During this time of isolating at home to curb the spread of COVID-19, it’s easy to lose sight of what’s important for you to remain healthy and happy. There’s the uncertainty of the virus and its effect on the economy. You may have lost your job. If you have kids, you have to make sure they’re doing their online schooling, which is a drastic change for them too. If you didn’t lose your job, you may be having to adapt to doing your job from home. Shopping for groceries has evolved from a chore to a stressful maze of one-way aisles, trying to keep a 6-ft. space between you and all of the other shoppers, and trying to determine everything you’ll need to avoid setting foot in a grocery store for the next 2 weeks. It’s exhausting.
Times have changed, if only temporarily. The lives we had settled into are different and we’re all in the process of figuring out what “normal” is going to be from here on out. During this tumultuous time, it’s more important than ever that you take the time to take care of yourself. We all need some form of self-care to remain mentally and physically healthy. Self-care helps to reduce our stress and anxiety which for many has been ramped up due to the coronavirus. It also gives our minds and bodies the rest it needs to handle these difficult times.
How To Practice Self-care
Self-care isn’t just about doing what makes you happy. It’s about taking the time and the steps necessary to give your mind and your body the tools they need to function properly.

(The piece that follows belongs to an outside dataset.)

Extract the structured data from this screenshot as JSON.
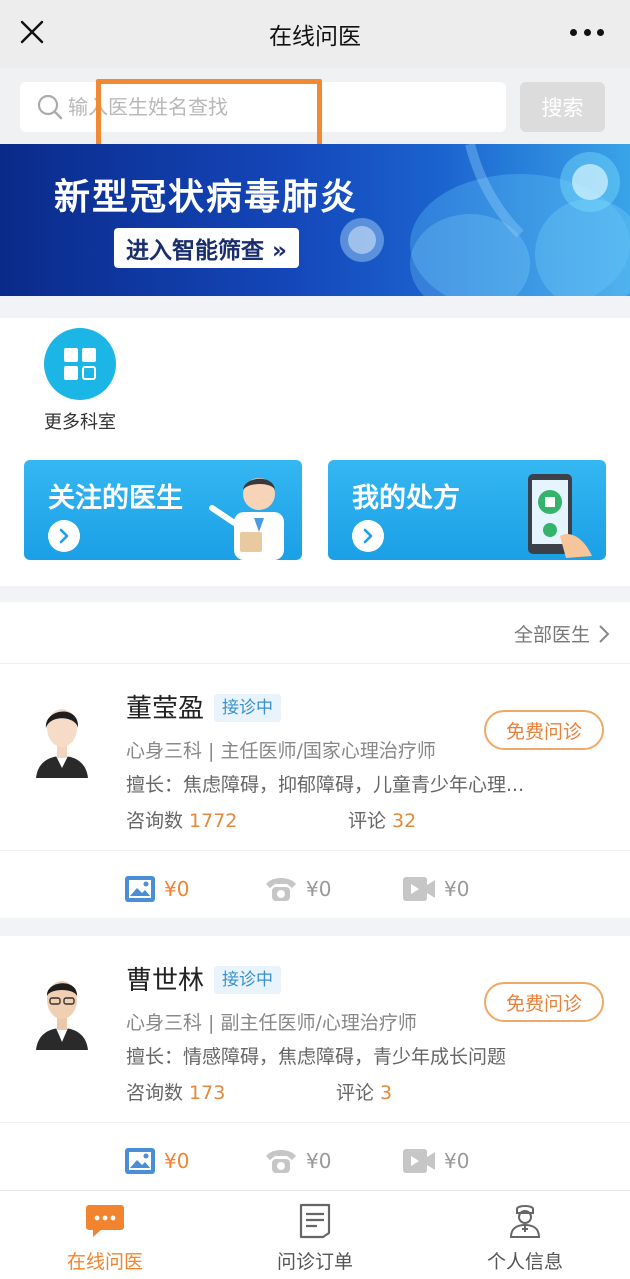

Eat healthy foods. It’s tempting during this time of stress to binge on junk foods, i.e. “comfort foods”. But foods high in sugar and that are highly processed and a diet lacking omega-3 fatty acids and B vitamins can cause inflammation which can lead to poor mental health and depression. Eat a diet rich in foods that are good for brain health such as fish, kale, beans, legumes, yogurt, nuts, and green leafy veggies.
Stay in touch. Staying at home doesn’t mean you can’t connect with friends and loved ones. There are many simple platforms that can allow you to video chat with the people you care about which is the next best thing to being there. They allow workers to have virtual meetings but you don’t have to be working online to use it. Make it a family reunion! Have a game night. Binge-watch your favorite show together. Staying at home doesn’t mean you can’t have meaningful connections.
Get enough sleep. The stress of the pandemic has been causing interruptions in many people’s sleep but getting at least 8 hours of sleep a night is vital for our mental and physical health. Before bed, do some relaxing stretches, take a hot bath, listen to calming music. Resist the urge to stare at your phone before bed because the blue light inhibits the production of natural melatonin that helps you sleep.
Stay on a regular schedule. During this time that we’re staying at home, it’s hard to keep track of what day of the week it is. Our minds need routines. Stick to a regular sleep schedule, get up at the same time every day, eat meals regularly, and exercise at the same time, etc.
Stay active. Regular, strenuous exercise is vital to our mental health. Find an exercise that you enjoy like running, walking, or biking and get out there and do it in an area where it’s safe to do so right now. Check out some exercise videos on Youtube. Do yoga in your living room (it’s an excellent stress-reliever). Staying active during home confinement isn’t just getting exercise. It’s important that you keep your mind busy, especially if you’re prone to overthinking. Find a new hobby, clean out your closets, write that Great American Novel―anything that will keep you engaged in a positive way.
Keep realistic expectations. Don’t expect too much from yourself. Pay no attention to those people you see on social media who have cleaned their homes from top to bottom while homeschooling their children and making lunches for all of the essential workers in town. That’s not reality. Do things that will keep you active while not putting too much pressure on yourself to accomplish big things. It’s not a competition, it’s coping.
Take a break from the news. It’s good to stay informed during times of national crisis but it can also create a lot of unnecessary noise that will increase anxiety. Get the information that you need but don’t stick around for the chatter. Listen to music instead. Or a comedic podcast. Or just enjoy the calming silence.
If you’re overwhelmed during this difficult time, you are not alone. Like many mental health professionals, your therapist may be offering virtual therapy sessions via Telehealth. You can also call SAMHSA’s Disaster Distress Helpline at (800)985-5990 or text TalkWithUs to 66746 to speak to a counselor.
Even though dealing with this crisis involves isolation, we’re all in this together. We’ll emerge from this crisis stronger and with a better knowledge of ourselves and what we can do to better prepare ourselves in the future
For people suffering from MDD and are unable to find relief from symptoms with antidepressants, Gateway TMS may be able to help. At Gateway TMS, we provide Transcranial Magnetic Stimulation for the treatment of Major Depressive Disorder. We’re one of the leading providers of TMS treatments for symptoms of Depression in the St. Louis area. Call us today at (314)909-8487 and find out if TMS is right for you.